- [EXERCISE REQUIREMENTS] The answer should consist of every record, reproduced exactly.

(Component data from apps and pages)
»»

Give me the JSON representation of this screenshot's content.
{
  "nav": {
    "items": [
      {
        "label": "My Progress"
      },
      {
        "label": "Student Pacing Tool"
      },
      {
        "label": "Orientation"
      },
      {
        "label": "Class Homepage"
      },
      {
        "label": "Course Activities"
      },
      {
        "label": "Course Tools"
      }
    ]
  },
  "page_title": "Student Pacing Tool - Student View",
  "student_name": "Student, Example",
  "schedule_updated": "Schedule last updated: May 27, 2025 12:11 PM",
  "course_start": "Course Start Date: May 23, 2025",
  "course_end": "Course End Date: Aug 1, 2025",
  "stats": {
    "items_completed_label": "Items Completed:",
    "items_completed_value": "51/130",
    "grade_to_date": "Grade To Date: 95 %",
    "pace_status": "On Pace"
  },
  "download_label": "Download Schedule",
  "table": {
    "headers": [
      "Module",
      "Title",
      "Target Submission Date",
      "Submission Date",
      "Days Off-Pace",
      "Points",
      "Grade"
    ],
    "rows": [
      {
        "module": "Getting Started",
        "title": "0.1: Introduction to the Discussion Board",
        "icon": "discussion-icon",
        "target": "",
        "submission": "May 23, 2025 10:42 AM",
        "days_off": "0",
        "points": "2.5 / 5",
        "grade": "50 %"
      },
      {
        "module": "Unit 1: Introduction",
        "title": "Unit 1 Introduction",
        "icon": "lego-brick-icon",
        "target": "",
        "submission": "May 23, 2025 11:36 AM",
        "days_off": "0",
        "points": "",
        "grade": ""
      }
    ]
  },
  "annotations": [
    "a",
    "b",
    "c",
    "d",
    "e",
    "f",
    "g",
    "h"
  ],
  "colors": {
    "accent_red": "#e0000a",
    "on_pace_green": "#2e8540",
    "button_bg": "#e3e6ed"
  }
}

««

- [RESPONSE TO THIS TASK]
Give me the JSON representation of this screenshot's content.
{
  "nav": {
    "items": [
      {
        "label": "My Progress"
      },
      {
        "label": "Student Pacing Tool"
      },
      {
        "label": "Orientation"
      },
      {
        "label": "Class Homepage"
      },
      {
        "label": "Course Activities"
      },
      {
        "label": "Course Tools"
      }
    ]
  },
  "page_title": "Student Pacing Tool - Student View",
  "student_name": "Student, Example",
  "schedule_updated": "Schedule last updated: May 27, 2025 12:11 PM",
  "course_start": "Course Start Date: May 23, 2025",
  "course_end": "Course End Date: Aug 1, 2025",
  "stats": {
    "items_completed_label": "Items Completed:",
    "items_completed_value": "51/130",
    "grade_to_date": "Grade To Date: 95 %",
    "pace_status": "On Pace"
  },
  "download_label": "Download Schedule",
  "table": {
    "headers": [
      "Module",
      "Title",
      "Target Submission Date",
      "Submission Date",
      "Days Off-Pace",
      "Points",
      "Grade"
    ],
    "rows": [
      {
        "module": "Getting Started",
        "title": "0.1: Introduction to the Discussion Board",
        "icon": "discussion-icon",
        "target": "",
        "submission": "May 23, 2025 10:42 AM",
        "days_off": "0",
        "points": "2.5 / 5",
        "grade": "50 %"
      },
      {
        "module": "Unit 1: Introduction",
        "title": "Unit 1 Introduction",
        "icon": "lego-brick-icon",
        "target": "",
        "submission": "May 23, 2025 11:36 AM",
        "days_off": "0",
        "points": "",
        "grade": ""
      }
    ]
  },
  "annotations": [
    "a",
    "b",
    "c",
    "d",
    "e",
    "f",
    "g",
    "h"
  ],
  "colors": {
    "accent_red": "#e0000a",
    "on_pace_green": "#2e8540",
    "button_bg": "#e3e6ed"
  }
}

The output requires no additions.